Work out how many lines in the data below include "this", then reply with that number only.

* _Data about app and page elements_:

----

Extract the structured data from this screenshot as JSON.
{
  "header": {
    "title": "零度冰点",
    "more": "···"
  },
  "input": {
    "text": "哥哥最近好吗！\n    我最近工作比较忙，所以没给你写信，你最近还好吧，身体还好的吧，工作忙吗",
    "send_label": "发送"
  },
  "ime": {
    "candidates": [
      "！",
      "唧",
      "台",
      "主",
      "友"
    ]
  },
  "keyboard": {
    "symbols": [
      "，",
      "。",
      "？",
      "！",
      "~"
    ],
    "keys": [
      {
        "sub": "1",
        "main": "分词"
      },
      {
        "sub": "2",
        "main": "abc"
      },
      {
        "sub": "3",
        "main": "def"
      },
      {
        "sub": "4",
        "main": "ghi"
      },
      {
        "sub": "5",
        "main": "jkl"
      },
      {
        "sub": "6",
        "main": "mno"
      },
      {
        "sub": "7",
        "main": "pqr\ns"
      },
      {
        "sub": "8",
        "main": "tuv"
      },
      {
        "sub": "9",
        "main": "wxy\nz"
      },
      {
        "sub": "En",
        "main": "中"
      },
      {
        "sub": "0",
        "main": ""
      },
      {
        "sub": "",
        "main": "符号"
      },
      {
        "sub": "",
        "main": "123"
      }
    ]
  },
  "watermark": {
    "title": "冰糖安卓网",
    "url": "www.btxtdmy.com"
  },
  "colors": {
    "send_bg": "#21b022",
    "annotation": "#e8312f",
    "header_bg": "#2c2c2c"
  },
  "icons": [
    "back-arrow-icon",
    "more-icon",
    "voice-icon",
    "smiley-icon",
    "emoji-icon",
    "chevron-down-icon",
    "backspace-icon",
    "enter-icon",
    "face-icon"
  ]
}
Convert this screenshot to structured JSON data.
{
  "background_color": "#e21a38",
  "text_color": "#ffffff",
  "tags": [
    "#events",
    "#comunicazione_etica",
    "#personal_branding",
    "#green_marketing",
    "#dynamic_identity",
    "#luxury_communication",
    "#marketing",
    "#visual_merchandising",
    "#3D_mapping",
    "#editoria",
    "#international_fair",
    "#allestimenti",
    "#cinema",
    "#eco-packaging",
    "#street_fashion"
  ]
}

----

* _Response to the task_: 2